[Excerpts from an interface dataset]

/---

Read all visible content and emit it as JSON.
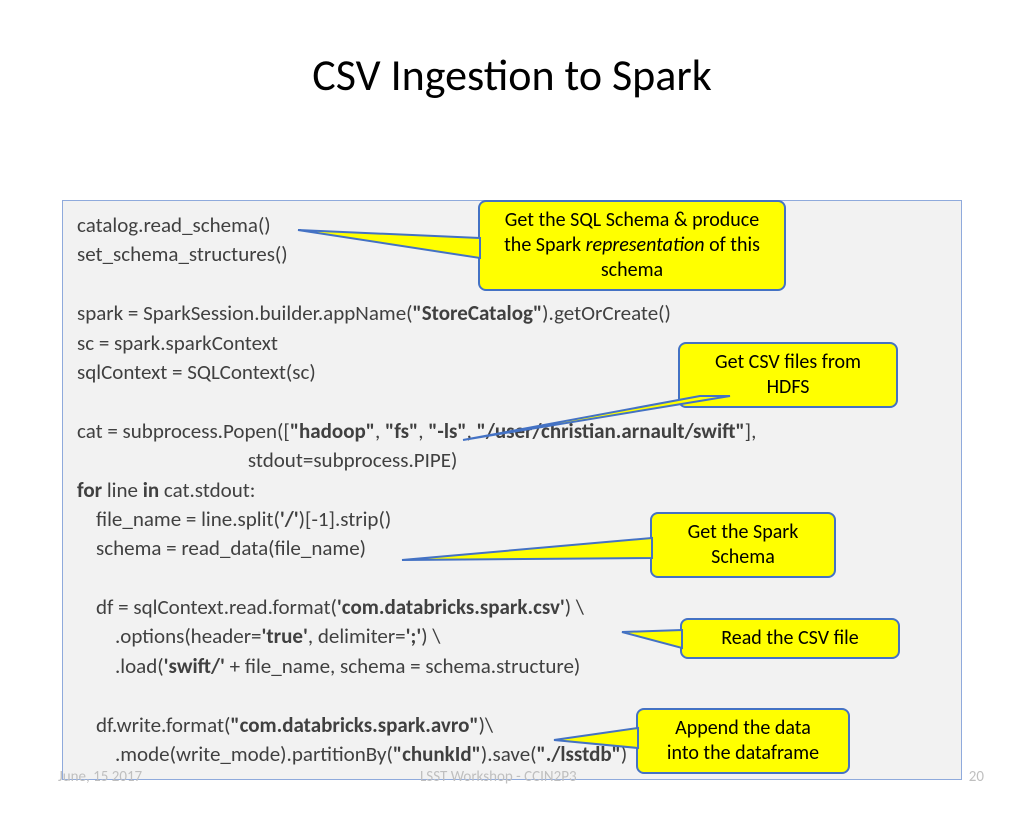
{
  "title": "CSV Ingestion to Spark",
  "code": {
    "l1": "catalog.read_schema()",
    "l2": "set_schema_structures()",
    "l4a": "spark = SparkSession.builder.appName(",
    "l4b": "\"StoreCatalog\"",
    "l4c": ").getOrCreate()",
    "l5": "sc = spark.sparkContext",
    "l6": "sqlContext = SQLContext(sc)",
    "l8a": "cat = subprocess.Popen([",
    "l8b": "\"hadoop\"",
    "l8c": ", ",
    "l8d": "\"fs\"",
    "l8e": ", ",
    "l8f": "\"-ls\"",
    "l8g": ", ",
    "l8h": "\"/user/christian.arnault/swift\"",
    "l8i": "],",
    "l9": "                                    stdout=subprocess.PIPE)",
    "l10a": "for",
    "l10b": " line ",
    "l10c": "in",
    "l10d": " cat.stdout:",
    "l11a": "    file_name = line.split(",
    "l11b": "'/'",
    "l11c": ")[-1].strip()",
    "l12": "    schema = read_data(file_name)",
    "l14a": "    df = sqlContext.read.format(",
    "l14b": "'com.databricks.spark.csv'",
    "l14c": ") \\",
    "l15a": "        .options(header=",
    "l15b": "'true'",
    "l15c": ", delimiter=",
    "l15d": "';'",
    "l15e": ") \\",
    "l16a": "        .load(",
    "l16b": "'swift/'",
    "l16c": " + file_name, schema = schema.structure)",
    "l18a": "    df.write.format(",
    "l18b": "\"com.databricks.spark.avro\"",
    "l18c": ")\\",
    "l19a": "        .mode(write_mode).partitionBy(",
    "l19b": "\"chunkId\"",
    "l19c": ").save(",
    "l19d": "\"./lsstdb\"",
    "l19e": ")"
  },
  "callouts": {
    "c1a": "Get the SQL Schema & produce",
    "c1b": "the Spark ",
    "c1c": "representation",
    "c1d": " of this",
    "c1e": "schema",
    "c2a": "Get CSV files from",
    "c2b": "HDFS",
    "c3a": "Get the Spark",
    "c3b": "Schema",
    "c4": "Read the CSV file",
    "c5a": "Append the data",
    "c5b": "into the dataframe"
  },
  "footer": {
    "left": "June, 15 2017",
    "center": "LSST Workshop - CCIN2P3",
    "right": "20"
  }
}
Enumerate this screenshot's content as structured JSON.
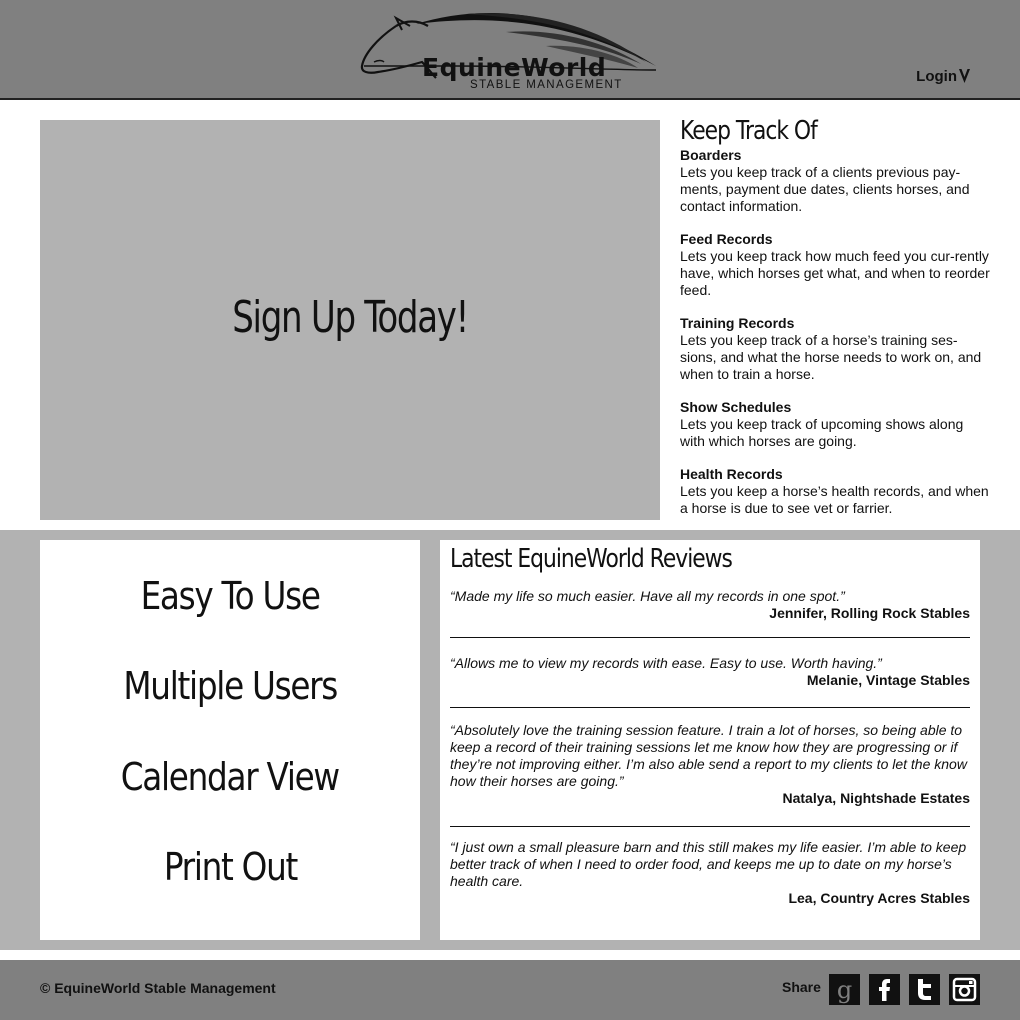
{
  "header": {
    "logo_name": "EquineWorld",
    "logo_sub": "STABLE MANAGEMENT",
    "login_label": "Login",
    "login_caret": "chevron-down-icon"
  },
  "hero": {
    "label": "Sign Up Today!"
  },
  "keep_track": {
    "title": "Keep Track Of",
    "items": [
      {
        "title": "Boarders",
        "desc": "Lets you keep track of a clients previous pay-ments, payment due dates, clients horses, and contact information."
      },
      {
        "title": "Feed Records",
        "desc": "Lets you keep track how much feed you cur-rently have, which horses get what, and when to reorder feed."
      },
      {
        "title": "Training Records",
        "desc": "Lets you keep track of a horse’s training ses-sions, and what the horse needs to work on, and when to train a horse."
      },
      {
        "title": "Show Schedules",
        "desc": "Lets you keep track of upcoming shows along with which horses are going."
      },
      {
        "title": "Health Records",
        "desc": "Lets you keep a horse’s health records, and when a horse is due to see vet or farrier."
      }
    ]
  },
  "perks": [
    "Easy To Use",
    "Multiple Users",
    "Calendar View",
    "Print Out"
  ],
  "reviews": {
    "title": "Latest EquineWorld Reviews",
    "items": [
      {
        "quote": "“Made my life so much easier.  Have all my records in one spot.”",
        "author": "Jennifer, Rolling Rock Stables"
      },
      {
        "quote": "“Allows me to view my records with ease.  Easy to use. Worth having.”",
        "author": "Melanie, Vintage Stables"
      },
      {
        "quote": "“Absolutely love the training session feature.  I train a lot of horses, so being able to keep a record of their training sessions let me know how they are progressing or if they’re not improving either.  I’m also able send a report to my clients to let the know how their horses are going.”",
        "author": "Natalya, Nightshade Estates"
      },
      {
        "quote": "“I just own a small pleasure barn and this still makes my life easier.  I’m able to keep better track of when I need to order food, and keeps me up to date on my horse’s health care.",
        "author": "Lea, Country Acres Stables"
      }
    ]
  },
  "footer": {
    "copyright": "© EquineWorld Stable Management",
    "share_label": "Share",
    "social": [
      {
        "icon": "google-icon",
        "glyph": "g"
      },
      {
        "icon": "facebook-icon",
        "glyph": "f"
      },
      {
        "icon": "twitter-icon",
        "glyph": "t"
      },
      {
        "icon": "instagram-icon",
        "glyph": ""
      }
    ]
  },
  "colors": {
    "header_bg": "#808080",
    "hero_bg": "#b2b2b2",
    "band_bg": "#b2b2b2",
    "footer_bg": "#808080",
    "icon_bg": "#111111"
  }
}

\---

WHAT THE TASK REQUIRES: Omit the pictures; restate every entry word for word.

RESPONSE BOX:
Read all visible content and emit it as JSON.
{
  "title": "CSV Ingestion to Spark",
  "code": {
    "l1": "catalog.read_schema()",
    "l2": "set_schema_structures()",
    "l4a": "spark = SparkSession.builder.appName(",
    "l4b": "\"StoreCatalog\"",
    "l4c": ").getOrCreate()",
    "l5": "sc = spark.sparkContext",
    "l6": "sqlContext = SQLContext(sc)",
    "l8a": "cat = subprocess.Popen([",
    "l8b": "\"hadoop\"",
    "l8c": ", ",
    "l8d": "\"fs\"",
    "l8e": ", ",
    "l8f": "\"-ls\"",
    "l8g": ", ",
    "l8h": "\"/user/christian.arnault/swift\"",
    "l8i": "],",
    "l9": "                                    stdout=subprocess.PIPE)",
    "l10a": "for",
    "l10b": " line ",
    "l10c": "in",
    "l10d": " cat.stdout:",
    "l11a": "    file_name = line.split(",
    "l11b": "'/'",
    "l11c": ")[-1].strip()",
    "l12": "    schema = read_data(file_name)",
    "l14a": "    df = sqlContext.read.format(",
    "l14b": "'com.databricks.spark.csv'",
    "l14c": ") \\",
    "l15a": "        .options(header=",
    "l15b": "'true'",
    "l15c": ", delimiter=",
    "l15d": "';'",
    "l15e": ") \\",
    "l16a": "        .load(",
    "l16b": "'swift/'",
    "l16c": " + file_name, schema = schema.structure)",
    "l18a": "    df.write.format(",
    "l18b": "\"com.databricks.spark.avro\"",
    "l18c": ")\\",
    "l19a": "        .mode(write_mode).partitionBy(",
    "l19b": "\"chunkId\"",
    "l19c": ").save(",
    "l19d": "\"./lsstdb\"",
    "l19e": ")"
  },
  "callouts": {
    "c1a": "Get the SQL Schema & produce",
    "c1b": "the Spark ",
    "c1c": "representation",
    "c1d": " of this",
    "c1e": "schema",
    "c2a": "Get CSV files from",
    "c2b": "HDFS",
    "c3a": "Get the Spark",
    "c3b": "Schema",
    "c4": "Read the CSV file",
    "c5a": "Append the data",
    "c5b": "into the dataframe"
  },
  "footer": {
    "left": "June, 15 2017",
    "center": "LSST Workshop - CCIN2P3",
    "right": "20"
  }
}
Enumerate this screenshot's content as structured JSON.
{
  "header": {
    "logo_name": "EquineWorld",
    "logo_sub": "STABLE MANAGEMENT",
    "login_label": "Login",
    "login_caret": "chevron-down-icon"
  },
  "hero": {
    "label": "Sign Up Today!"
  },
  "keep_track": {
    "title": "Keep Track Of",
    "items": [
      {
        "title": "Boarders",
        "desc": "Lets you keep track of a clients previous pay-ments, payment due dates, clients horses, and contact information."
      },
      {
        "title": "Feed Records",
        "desc": "Lets you keep track how much feed you cur-rently have, which horses get what, and when to reorder feed."
      },
      {
        "title": "Training Records",
        "desc": "Lets you keep track of a horse’s training ses-sions, and what the horse needs to work on, and when to train a horse."
      },
      {
        "title": "Show Schedules",
        "desc": "Lets you keep track of upcoming shows along with which horses are going."
      },
      {
        "title": "Health Records",
        "desc": "Lets you keep a horse’s health records, and when a horse is due to see vet or farrier."
      }
    ]
  },
  "perks": [
    "Easy To Use",
    "Multiple Users",
    "Calendar View",
    "Print Out"
  ],
  "reviews": {
    "title": "Latest EquineWorld Reviews",
    "items": [
      {
        "quote": "“Made my life so much easier.  Have all my records in one spot.”",
        "author": "Jennifer, Rolling Rock Stables"
      },
      {
        "quote": "“Allows me to view my records with ease.  Easy to use. Worth having.”",
        "author": "Melanie, Vintage Stables"
      },
      {
        "quote": "“Absolutely love the training session feature.  I train a lot of horses, so being able to keep a record of their training sessions let me know how they are progressing or if they’re not improving either.  I’m also able send a report to my clients to let the know how their horses are going.”",
        "author": "Natalya, Nightshade Estates"
      },
      {
        "quote": "“I just own a small pleasure barn and this still makes my life easier.  I’m able to keep better track of when I need to order food, and keeps me up to date on my horse’s health care.",
        "author": "Lea, Country Acres Stables"
      }
    ]
  },
  "footer": {
    "copyright": "© EquineWorld Stable Management",
    "share_label": "Share",
    "social": [
      {
        "icon": "google-icon",
        "glyph": "g"
      },
      {
        "icon": "facebook-icon",
        "glyph": "f"
      },
      {
        "icon": "twitter-icon",
        "glyph": "t"
      },
      {
        "icon": "instagram-icon",
        "glyph": ""
      }
    ]
  },
  "colors": {
    "header_bg": "#808080",
    "hero_bg": "#b2b2b2",
    "band_bg": "#b2b2b2",
    "footer_bg": "#808080",
    "icon_bg": "#111111"
  }
}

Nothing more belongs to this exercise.